■ Task requirements:
Make an exact copy of the data below, leaving out every picture.

■ Supplied information:

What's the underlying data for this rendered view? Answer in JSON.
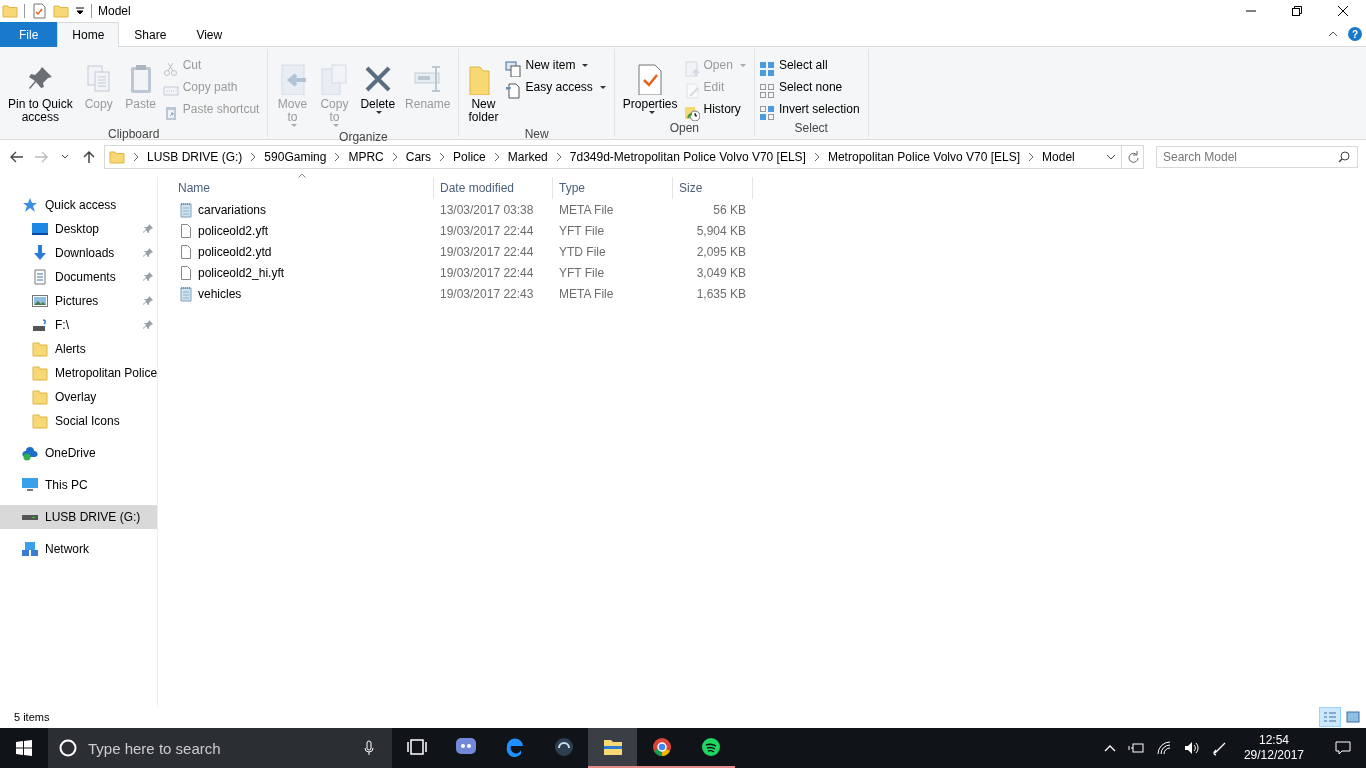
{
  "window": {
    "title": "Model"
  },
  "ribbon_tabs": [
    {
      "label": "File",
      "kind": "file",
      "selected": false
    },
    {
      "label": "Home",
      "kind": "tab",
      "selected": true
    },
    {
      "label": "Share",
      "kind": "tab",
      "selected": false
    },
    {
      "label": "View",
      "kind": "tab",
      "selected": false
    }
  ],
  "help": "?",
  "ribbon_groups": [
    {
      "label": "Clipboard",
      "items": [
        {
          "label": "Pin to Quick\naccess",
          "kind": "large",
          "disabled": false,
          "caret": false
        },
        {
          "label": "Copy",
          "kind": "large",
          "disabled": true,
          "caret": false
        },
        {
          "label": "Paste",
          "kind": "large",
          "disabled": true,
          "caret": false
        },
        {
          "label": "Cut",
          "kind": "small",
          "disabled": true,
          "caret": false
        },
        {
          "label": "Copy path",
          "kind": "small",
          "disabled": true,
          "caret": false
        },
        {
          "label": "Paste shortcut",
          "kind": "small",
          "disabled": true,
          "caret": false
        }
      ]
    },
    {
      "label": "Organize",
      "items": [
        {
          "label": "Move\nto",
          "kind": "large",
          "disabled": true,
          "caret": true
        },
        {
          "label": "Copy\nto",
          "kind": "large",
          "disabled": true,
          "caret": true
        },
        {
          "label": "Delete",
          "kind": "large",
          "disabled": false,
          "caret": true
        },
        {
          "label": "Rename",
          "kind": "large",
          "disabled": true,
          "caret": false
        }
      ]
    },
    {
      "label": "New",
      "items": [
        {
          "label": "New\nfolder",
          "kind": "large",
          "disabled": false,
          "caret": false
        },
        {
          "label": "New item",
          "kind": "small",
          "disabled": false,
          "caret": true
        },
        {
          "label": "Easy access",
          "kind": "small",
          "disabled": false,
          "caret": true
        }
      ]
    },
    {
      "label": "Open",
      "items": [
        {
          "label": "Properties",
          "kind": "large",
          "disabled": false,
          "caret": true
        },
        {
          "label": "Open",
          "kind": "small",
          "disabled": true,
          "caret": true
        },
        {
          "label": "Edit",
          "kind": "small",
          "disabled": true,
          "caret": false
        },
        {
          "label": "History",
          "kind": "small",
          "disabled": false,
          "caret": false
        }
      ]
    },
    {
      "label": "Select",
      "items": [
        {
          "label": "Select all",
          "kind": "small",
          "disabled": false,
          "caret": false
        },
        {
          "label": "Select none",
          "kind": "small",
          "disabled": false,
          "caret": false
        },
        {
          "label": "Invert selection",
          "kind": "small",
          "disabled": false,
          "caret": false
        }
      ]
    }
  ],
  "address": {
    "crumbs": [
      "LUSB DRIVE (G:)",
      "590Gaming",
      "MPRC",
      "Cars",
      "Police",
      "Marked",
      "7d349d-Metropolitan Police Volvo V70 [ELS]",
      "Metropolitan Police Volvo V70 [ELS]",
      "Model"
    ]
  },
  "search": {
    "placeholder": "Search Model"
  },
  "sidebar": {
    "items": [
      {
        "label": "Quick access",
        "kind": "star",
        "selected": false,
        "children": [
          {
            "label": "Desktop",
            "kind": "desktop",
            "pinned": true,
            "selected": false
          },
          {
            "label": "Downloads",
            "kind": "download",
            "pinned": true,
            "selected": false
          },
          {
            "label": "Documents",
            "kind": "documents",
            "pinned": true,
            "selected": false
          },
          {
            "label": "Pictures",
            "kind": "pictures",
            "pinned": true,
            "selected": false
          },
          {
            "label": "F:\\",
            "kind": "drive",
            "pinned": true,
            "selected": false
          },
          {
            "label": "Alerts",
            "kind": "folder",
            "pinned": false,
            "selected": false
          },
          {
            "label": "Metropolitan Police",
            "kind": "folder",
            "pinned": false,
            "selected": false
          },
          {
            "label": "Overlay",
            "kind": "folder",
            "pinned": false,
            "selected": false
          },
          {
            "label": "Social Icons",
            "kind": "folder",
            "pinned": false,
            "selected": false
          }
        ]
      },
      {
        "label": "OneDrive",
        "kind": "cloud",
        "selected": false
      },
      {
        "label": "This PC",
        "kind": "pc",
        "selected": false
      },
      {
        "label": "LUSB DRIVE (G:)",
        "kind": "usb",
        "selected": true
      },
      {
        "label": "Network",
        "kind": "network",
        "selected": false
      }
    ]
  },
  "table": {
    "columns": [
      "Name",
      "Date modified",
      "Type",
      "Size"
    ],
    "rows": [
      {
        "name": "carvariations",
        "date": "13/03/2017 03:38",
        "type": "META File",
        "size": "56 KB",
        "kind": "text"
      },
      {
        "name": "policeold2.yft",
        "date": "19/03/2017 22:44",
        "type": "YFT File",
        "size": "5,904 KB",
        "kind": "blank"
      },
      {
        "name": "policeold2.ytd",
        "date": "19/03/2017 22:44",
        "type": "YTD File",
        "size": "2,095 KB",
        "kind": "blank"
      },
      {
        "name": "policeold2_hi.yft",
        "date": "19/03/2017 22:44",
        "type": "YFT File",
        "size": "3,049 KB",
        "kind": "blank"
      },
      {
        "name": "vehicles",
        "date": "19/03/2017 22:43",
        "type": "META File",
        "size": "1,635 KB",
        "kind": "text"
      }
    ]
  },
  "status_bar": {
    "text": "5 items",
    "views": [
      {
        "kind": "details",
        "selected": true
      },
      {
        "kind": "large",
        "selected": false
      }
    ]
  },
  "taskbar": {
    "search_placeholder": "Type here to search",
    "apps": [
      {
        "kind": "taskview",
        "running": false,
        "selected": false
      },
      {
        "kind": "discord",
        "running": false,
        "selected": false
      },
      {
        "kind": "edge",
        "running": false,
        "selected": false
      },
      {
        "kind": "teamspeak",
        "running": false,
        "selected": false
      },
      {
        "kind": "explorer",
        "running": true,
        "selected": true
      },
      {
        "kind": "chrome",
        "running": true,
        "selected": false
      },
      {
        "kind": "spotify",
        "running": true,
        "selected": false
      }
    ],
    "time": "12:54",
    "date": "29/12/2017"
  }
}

■ Solution below:
What's the underlying data for this rendered view? Answer in JSON.
{
  "window": {
    "title": "Model"
  },
  "ribbon_tabs": [
    {
      "label": "File",
      "kind": "file",
      "selected": false
    },
    {
      "label": "Home",
      "kind": "tab",
      "selected": true
    },
    {
      "label": "Share",
      "kind": "tab",
      "selected": false
    },
    {
      "label": "View",
      "kind": "tab",
      "selected": false
    }
  ],
  "help": "?",
  "ribbon_groups": [
    {
      "label": "Clipboard",
      "items": [
        {
          "label": "Pin to Quick\naccess",
          "kind": "large",
          "disabled": false,
          "caret": false
        },
        {
          "label": "Copy",
          "kind": "large",
          "disabled": true,
          "caret": false
        },
        {
          "label": "Paste",
          "kind": "large",
          "disabled": true,
          "caret": false
        },
        {
          "label": "Cut",
          "kind": "small",
          "disabled": true,
          "caret": false
        },
        {
          "label": "Copy path",
          "kind": "small",
          "disabled": true,
          "caret": false
        },
        {
          "label": "Paste shortcut",
          "kind": "small",
          "disabled": true,
          "caret": false
        }
      ]
    },
    {
      "label": "Organize",
      "items": [
        {
          "label": "Move\nto",
          "kind": "large",
          "disabled": true,
          "caret": true
        },
        {
          "label": "Copy\nto",
          "kind": "large",
          "disabled": true,
          "caret": true
        },
        {
          "label": "Delete",
          "kind": "large",
          "disabled": false,
          "caret": true
        },
        {
          "label": "Rename",
          "kind": "large",
          "disabled": true,
          "caret": false
        }
      ]
    },
    {
      "label": "New",
      "items": [
        {
          "label": "New\nfolder",
          "kind": "large",
          "disabled": false,
          "caret": false
        },
        {
          "label": "New item",
          "kind": "small",
          "disabled": false,
          "caret": true
        },
        {
          "label": "Easy access",
          "kind": "small",
          "disabled": false,
          "caret": true
        }
      ]
    },
    {
      "label": "Open",
      "items": [
        {
          "label": "Properties",
          "kind": "large",
          "disabled": false,
          "caret": true
        },
        {
          "label": "Open",
          "kind": "small",
          "disabled": true,
          "caret": true
        },
        {
          "label": "Edit",
          "kind": "small",
          "disabled": true,
          "caret": false
        },
        {
          "label": "History",
          "kind": "small",
          "disabled": false,
          "caret": false
        }
      ]
    },
    {
      "label": "Select",
      "items": [
        {
          "label": "Select all",
          "kind": "small",
          "disabled": false,
          "caret": false
        },
        {
          "label": "Select none",
          "kind": "small",
          "disabled": false,
          "caret": false
        },
        {
          "label": "Invert selection",
          "kind": "small",
          "disabled": false,
          "caret": false
        }
      ]
    }
  ],
  "address": {
    "crumbs": [
      "LUSB DRIVE (G:)",
      "590Gaming",
      "MPRC",
      "Cars",
      "Police",
      "Marked",
      "7d349d-Metropolitan Police Volvo V70 [ELS]",
      "Metropolitan Police Volvo V70 [ELS]",
      "Model"
    ]
  },
  "search": {
    "placeholder": "Search Model"
  },
  "sidebar": {
    "items": [
      {
        "label": "Quick access",
        "kind": "star",
        "selected": false,
        "children": [
          {
            "label": "Desktop",
            "kind": "desktop",
            "pinned": true,
            "selected": false
          },
          {
            "label": "Downloads",
            "kind": "download",
            "pinned": true,
            "selected": false
          },
          {
            "label": "Documents",
            "kind": "documents",
            "pinned": true,
            "selected": false
          },
          {
            "label": "Pictures",
            "kind": "pictures",
            "pinned": true,
            "selected": false
          },
          {
            "label": "F:\\",
            "kind": "drive",
            "pinned": true,
            "selected": false
          },
          {
            "label": "Alerts",
            "kind": "folder",
            "pinned": false,
            "selected": false
          },
          {
            "label": "Metropolitan Police",
            "kind": "folder",
            "pinned": false,
            "selected": false
          },
          {
            "label": "Overlay",
            "kind": "folder",
            "pinned": false,
            "selected": false
          },
          {
            "label": "Social Icons",
            "kind": "folder",
            "pinned": false,
            "selected": false
          }
        ]
      },
      {
        "label": "OneDrive",
        "kind": "cloud",
        "selected": false
      },
      {
        "label": "This PC",
        "kind": "pc",
        "selected": false
      },
      {
        "label": "LUSB DRIVE (G:)",
        "kind": "usb",
        "selected": true
      },
      {
        "label": "Network",
        "kind": "network",
        "selected": false
      }
    ]
  },
  "table": {
    "columns": [
      "Name",
      "Date modified",
      "Type",
      "Size"
    ],
    "rows": [
      {
        "name": "carvariations",
        "date": "13/03/2017 03:38",
        "type": "META File",
        "size": "56 KB",
        "kind": "text"
      },
      {
        "name": "policeold2.yft",
        "date": "19/03/2017 22:44",
        "type": "YFT File",
        "size": "5,904 KB",
        "kind": "blank"
      },
      {
        "name": "policeold2.ytd",
        "date": "19/03/2017 22:44",
        "type": "YTD File",
        "size": "2,095 KB",
        "kind": "blank"
      },
      {
        "name": "policeold2_hi.yft",
        "date": "19/03/2017 22:44",
        "type": "YFT File",
        "size": "3,049 KB",
        "kind": "blank"
      },
      {
        "name": "vehicles",
        "date": "19/03/2017 22:43",
        "type": "META File",
        "size": "1,635 KB",
        "kind": "text"
      }
    ]
  },
  "status_bar": {
    "text": "5 items",
    "views": [
      {
        "kind": "details",
        "selected": true
      },
      {
        "kind": "large",
        "selected": false
      }
    ]
  },
  "taskbar": {
    "search_placeholder": "Type here to search",
    "apps": [
      {
        "kind": "taskview",
        "running": false,
        "selected": false
      },
      {
        "kind": "discord",
        "running": false,
        "selected": false
      },
      {
        "kind": "edge",
        "running": false,
        "selected": false
      },
      {
        "kind": "teamspeak",
        "running": false,
        "selected": false
      },
      {
        "kind": "explorer",
        "running": true,
        "selected": true
      },
      {
        "kind": "chrome",
        "running": true,
        "selected": false
      },
      {
        "kind": "spotify",
        "running": true,
        "selected": false
      }
    ],
    "time": "12:54",
    "date": "29/12/2017"
  }
}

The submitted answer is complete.